(Data for this task begins)
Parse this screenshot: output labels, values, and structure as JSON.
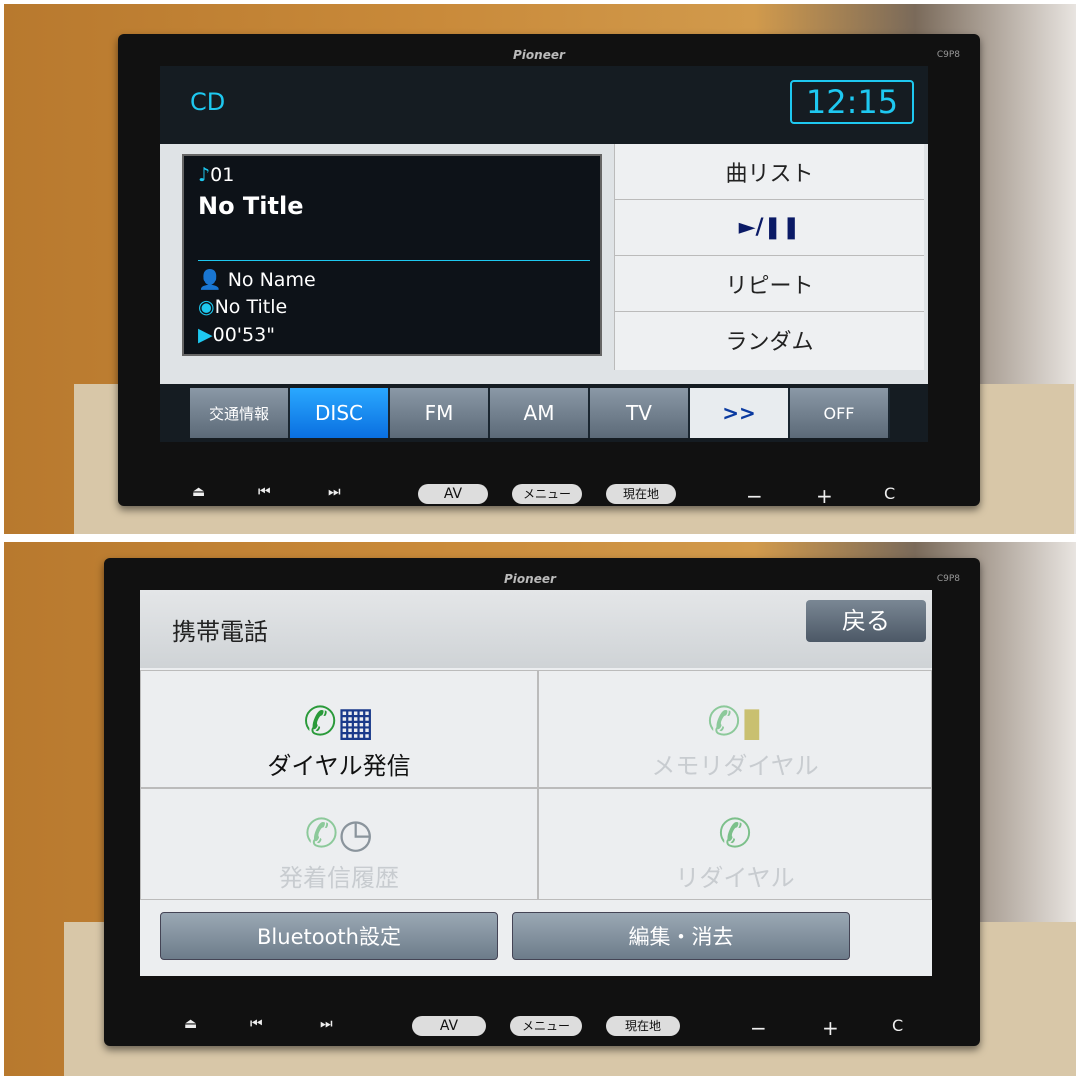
{
  "top_unit": {
    "brand": "Pioneer",
    "model": "C9P8",
    "source": "CD",
    "clock": "12:15",
    "track_number": "01",
    "track_title": "No Title",
    "artist": "No Name",
    "album": "No Title",
    "elapsed": "00'53\"",
    "side_menu": [
      "曲リスト",
      "►/❚❚",
      "リピート",
      "ランダム"
    ],
    "source_tabs": [
      "交通情報",
      "DISC",
      "FM",
      "AM",
      "TV",
      ">>",
      "OFF"
    ],
    "active_tab": "DISC",
    "accent": "#00c8f0"
  },
  "bottom_unit": {
    "brand": "Pioneer",
    "model": "C9P8",
    "title": "携帯電話",
    "back_label": "戻る",
    "grid": [
      {
        "label": "ダイヤル発信",
        "icon": "dial-keypad-phone",
        "enabled": true
      },
      {
        "label": "メモリダイヤル",
        "icon": "phonebook",
        "enabled": false
      },
      {
        "label": "発着信履歴",
        "icon": "clock-phone",
        "enabled": false
      },
      {
        "label": "リダイヤル",
        "icon": "phone-handset",
        "enabled": false
      }
    ],
    "buttons": [
      "Bluetooth設定",
      "編集・消去"
    ]
  },
  "hardware_buttons": {
    "eject": "⏏",
    "prev": "⏮",
    "next": "⏭",
    "av": "AV",
    "menu": "メニュー",
    "location": "現在地",
    "minus": "−",
    "plus": "+",
    "c": "C"
  }
}
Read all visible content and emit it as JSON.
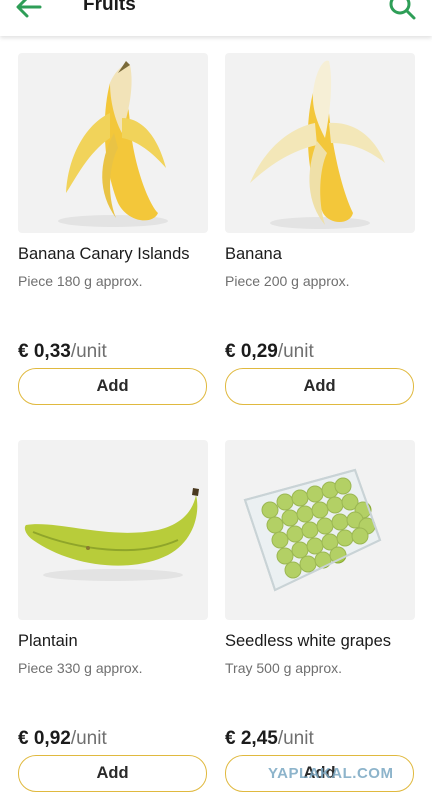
{
  "header": {
    "title": "Fruits",
    "back_icon": "arrow-left-icon",
    "search_icon": "search-icon",
    "accent": "#2e9e57"
  },
  "products": [
    {
      "name": "Banana Canary Islands",
      "weight": "Piece 180 g approx.",
      "price": "€ 0,33",
      "unit": "/unit",
      "add_label": "Add",
      "image": "peeled-banana-image"
    },
    {
      "name": "Banana",
      "weight": "Piece 200 g approx.",
      "price": "€ 0,29",
      "unit": "/unit",
      "add_label": "Add",
      "image": "peeled-banana-image"
    },
    {
      "name": "Plantain",
      "weight": "Piece 330 g approx.",
      "price": "€ 0,92",
      "unit": "/unit",
      "add_label": "Add",
      "image": "plantain-image"
    },
    {
      "name": "Seedless white grapes",
      "weight": "Tray 500 g approx.",
      "price": "€ 2,45",
      "unit": "/unit",
      "add_label": "Add",
      "image": "grapes-tray-image"
    }
  ],
  "watermark": "YAPLAKAL.COM",
  "colors": {
    "button_border": "#e0b93f",
    "image_bg": "#f2f2f2",
    "secondary_text": "#6f6f6f"
  }
}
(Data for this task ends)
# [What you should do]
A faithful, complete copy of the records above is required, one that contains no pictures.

# [Solution for this task]
Parse this screenshot: output labels, values, and structure as JSON.
{
  "top_unit": {
    "brand": "Pioneer",
    "model": "C9P8",
    "source": "CD",
    "clock": "12:15",
    "track_number": "01",
    "track_title": "No Title",
    "artist": "No Name",
    "album": "No Title",
    "elapsed": "00'53\"",
    "side_menu": [
      "曲リスト",
      "►/❚❚",
      "リピート",
      "ランダム"
    ],
    "source_tabs": [
      "交通情報",
      "DISC",
      "FM",
      "AM",
      "TV",
      ">>",
      "OFF"
    ],
    "active_tab": "DISC",
    "accent": "#00c8f0"
  },
  "bottom_unit": {
    "brand": "Pioneer",
    "model": "C9P8",
    "title": "携帯電話",
    "back_label": "戻る",
    "grid": [
      {
        "label": "ダイヤル発信",
        "icon": "dial-keypad-phone",
        "enabled": true
      },
      {
        "label": "メモリダイヤル",
        "icon": "phonebook",
        "enabled": false
      },
      {
        "label": "発着信履歴",
        "icon": "clock-phone",
        "enabled": false
      },
      {
        "label": "リダイヤル",
        "icon": "phone-handset",
        "enabled": false
      }
    ],
    "buttons": [
      "Bluetooth設定",
      "編集・消去"
    ]
  },
  "hardware_buttons": {
    "eject": "⏏",
    "prev": "⏮",
    "next": "⏭",
    "av": "AV",
    "menu": "メニュー",
    "location": "現在地",
    "minus": "−",
    "plus": "+",
    "c": "C"
  }
}
Read all visible content and emit it as JSON.
{
  "header": {
    "title": "Fruits",
    "back_icon": "arrow-left-icon",
    "search_icon": "search-icon",
    "accent": "#2e9e57"
  },
  "products": [
    {
      "name": "Banana Canary Islands",
      "weight": "Piece 180 g approx.",
      "price": "€ 0,33",
      "unit": "/unit",
      "add_label": "Add",
      "image": "peeled-banana-image"
    },
    {
      "name": "Banana",
      "weight": "Piece 200 g approx.",
      "price": "€ 0,29",
      "unit": "/unit",
      "add_label": "Add",
      "image": "peeled-banana-image"
    },
    {
      "name": "Plantain",
      "weight": "Piece 330 g approx.",
      "price": "€ 0,92",
      "unit": "/unit",
      "add_label": "Add",
      "image": "plantain-image"
    },
    {
      "name": "Seedless white grapes",
      "weight": "Tray 500 g approx.",
      "price": "€ 2,45",
      "unit": "/unit",
      "add_label": "Add",
      "image": "grapes-tray-image"
    }
  ],
  "watermark": "YAPLAKAL.COM",
  "colors": {
    "button_border": "#e0b93f",
    "image_bg": "#f2f2f2",
    "secondary_text": "#6f6f6f"
  }
}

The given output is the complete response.